Items from an interface collection>
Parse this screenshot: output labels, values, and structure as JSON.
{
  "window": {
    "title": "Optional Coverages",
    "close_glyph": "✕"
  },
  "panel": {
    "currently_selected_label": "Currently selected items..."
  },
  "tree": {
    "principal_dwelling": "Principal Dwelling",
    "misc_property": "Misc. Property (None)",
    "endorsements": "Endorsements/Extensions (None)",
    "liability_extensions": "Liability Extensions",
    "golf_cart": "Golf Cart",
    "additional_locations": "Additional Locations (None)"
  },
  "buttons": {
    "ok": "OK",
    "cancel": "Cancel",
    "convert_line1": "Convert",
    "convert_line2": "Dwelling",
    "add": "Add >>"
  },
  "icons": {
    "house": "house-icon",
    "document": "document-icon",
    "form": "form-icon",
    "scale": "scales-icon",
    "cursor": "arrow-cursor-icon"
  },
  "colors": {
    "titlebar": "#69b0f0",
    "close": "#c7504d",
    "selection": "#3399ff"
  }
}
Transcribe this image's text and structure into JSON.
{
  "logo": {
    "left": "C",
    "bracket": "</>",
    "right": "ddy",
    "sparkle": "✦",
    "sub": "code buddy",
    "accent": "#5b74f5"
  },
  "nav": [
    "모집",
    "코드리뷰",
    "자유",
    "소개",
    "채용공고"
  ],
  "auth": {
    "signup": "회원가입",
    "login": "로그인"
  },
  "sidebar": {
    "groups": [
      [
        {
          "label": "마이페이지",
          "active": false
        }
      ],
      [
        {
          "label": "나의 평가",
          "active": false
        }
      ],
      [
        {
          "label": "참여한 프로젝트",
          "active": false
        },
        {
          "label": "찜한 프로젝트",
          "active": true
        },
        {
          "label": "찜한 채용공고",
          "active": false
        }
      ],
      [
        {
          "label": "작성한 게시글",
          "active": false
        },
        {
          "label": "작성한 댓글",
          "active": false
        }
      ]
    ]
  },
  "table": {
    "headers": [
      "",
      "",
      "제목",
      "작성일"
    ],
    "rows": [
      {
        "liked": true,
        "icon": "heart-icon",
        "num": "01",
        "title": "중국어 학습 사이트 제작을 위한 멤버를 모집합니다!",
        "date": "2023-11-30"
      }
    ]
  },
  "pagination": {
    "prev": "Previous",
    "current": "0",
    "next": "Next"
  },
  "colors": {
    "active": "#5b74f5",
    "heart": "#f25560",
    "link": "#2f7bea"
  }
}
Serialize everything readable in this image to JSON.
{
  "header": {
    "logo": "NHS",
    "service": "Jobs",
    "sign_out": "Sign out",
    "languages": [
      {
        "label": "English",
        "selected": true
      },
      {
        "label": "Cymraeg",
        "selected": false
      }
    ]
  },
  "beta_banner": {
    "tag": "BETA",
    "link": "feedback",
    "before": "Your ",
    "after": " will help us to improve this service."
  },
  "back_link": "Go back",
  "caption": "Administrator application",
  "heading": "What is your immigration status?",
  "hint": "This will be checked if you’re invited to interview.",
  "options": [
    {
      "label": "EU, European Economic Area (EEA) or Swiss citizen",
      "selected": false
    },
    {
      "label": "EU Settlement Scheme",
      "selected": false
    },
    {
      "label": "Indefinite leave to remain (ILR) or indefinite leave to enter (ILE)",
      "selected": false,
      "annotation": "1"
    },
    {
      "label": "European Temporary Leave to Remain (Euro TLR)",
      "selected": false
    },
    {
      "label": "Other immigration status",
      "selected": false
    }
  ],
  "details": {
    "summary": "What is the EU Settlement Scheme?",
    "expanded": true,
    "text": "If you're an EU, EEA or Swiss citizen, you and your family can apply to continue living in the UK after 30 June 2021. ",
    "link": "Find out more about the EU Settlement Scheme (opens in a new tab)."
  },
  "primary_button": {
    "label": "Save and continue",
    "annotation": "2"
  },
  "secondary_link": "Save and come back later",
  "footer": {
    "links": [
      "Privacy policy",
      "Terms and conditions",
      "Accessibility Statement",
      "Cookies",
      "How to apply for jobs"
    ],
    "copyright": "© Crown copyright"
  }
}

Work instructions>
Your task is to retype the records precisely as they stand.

Exercise answer>
Parse this screenshot: output labels, values, and structure as JSON.
{
  "window": {
    "title": "Optional Coverages",
    "close_glyph": "✕"
  },
  "panel": {
    "currently_selected_label": "Currently selected items..."
  },
  "tree": {
    "principal_dwelling": "Principal Dwelling",
    "misc_property": "Misc. Property (None)",
    "endorsements": "Endorsements/Extensions (None)",
    "liability_extensions": "Liability Extensions",
    "golf_cart": "Golf Cart",
    "additional_locations": "Additional Locations (None)"
  },
  "buttons": {
    "ok": "OK",
    "cancel": "Cancel",
    "convert_line1": "Convert",
    "convert_line2": "Dwelling",
    "add": "Add >>"
  },
  "icons": {
    "house": "house-icon",
    "document": "document-icon",
    "form": "form-icon",
    "scale": "scales-icon",
    "cursor": "arrow-cursor-icon"
  },
  "colors": {
    "titlebar": "#69b0f0",
    "close": "#c7504d",
    "selection": "#3399ff"
  }
}
Transcribe this image's text and structure into JSON.
{
  "logo": {
    "left": "C",
    "bracket": "</>",
    "right": "ddy",
    "sparkle": "✦",
    "sub": "code buddy",
    "accent": "#5b74f5"
  },
  "nav": [
    "모집",
    "코드리뷰",
    "자유",
    "소개",
    "채용공고"
  ],
  "auth": {
    "signup": "회원가입",
    "login": "로그인"
  },
  "sidebar": {
    "groups": [
      [
        {
          "label": "마이페이지",
          "active": false
        }
      ],
      [
        {
          "label": "나의 평가",
          "active": false
        }
      ],
      [
        {
          "label": "참여한 프로젝트",
          "active": false
        },
        {
          "label": "찜한 프로젝트",
          "active": true
        },
        {
          "label": "찜한 채용공고",
          "active": false
        }
      ],
      [
        {
          "label": "작성한 게시글",
          "active": false
        },
        {
          "label": "작성한 댓글",
          "active": false
        }
      ]
    ]
  },
  "table": {
    "headers": [
      "",
      "",
      "제목",
      "작성일"
    ],
    "rows": [
      {
        "liked": true,
        "icon": "heart-icon",
        "num": "01",
        "title": "중국어 학습 사이트 제작을 위한 멤버를 모집합니다!",
        "date": "2023-11-30"
      }
    ]
  },
  "pagination": {
    "prev": "Previous",
    "current": "0",
    "next": "Next"
  },
  "colors": {
    "active": "#5b74f5",
    "heart": "#f25560",
    "link": "#2f7bea"
  }
}
Serialize everything readable in this image to JSON.
{
  "header": {
    "logo": "NHS",
    "service": "Jobs",
    "sign_out": "Sign out",
    "languages": [
      {
        "label": "English",
        "selected": true
      },
      {
        "label": "Cymraeg",
        "selected": false
      }
    ]
  },
  "beta_banner": {
    "tag": "BETA",
    "link": "feedback",
    "before": "Your ",
    "after": " will help us to improve this service."
  },
  "back_link": "Go back",
  "caption": "Administrator application",
  "heading": "What is your immigration status?",
  "hint": "This will be checked if you’re invited to interview.",
  "options": [
    {
      "label": "EU, European Economic Area (EEA) or Swiss citizen",
      "selected": false
    },
    {
      "label": "EU Settlement Scheme",
      "selected": false
    },
    {
      "label": "Indefinite leave to remain (ILR) or indefinite leave to enter (ILE)",
      "selected": false,
      "annotation": "1"
    },
    {
      "label": "European Temporary Leave to Remain (Euro TLR)",
      "selected": false
    },
    {
      "label": "Other immigration status",
      "selected": false
    }
  ],
  "details": {
    "summary": "What is the EU Settlement Scheme?",
    "expanded": true,
    "text": "If you're an EU, EEA or Swiss citizen, you and your family can apply to continue living in the UK after 30 June 2021. ",
    "link": "Find out more about the EU Settlement Scheme (opens in a new tab)."
  },
  "primary_button": {
    "label": "Save and continue",
    "annotation": "2"
  },
  "secondary_link": "Save and come back later",
  "footer": {
    "links": [
      "Privacy policy",
      "Terms and conditions",
      "Accessibility Statement",
      "Cookies",
      "How to apply for jobs"
    ],
    "copyright": "© Crown copyright"
  }
}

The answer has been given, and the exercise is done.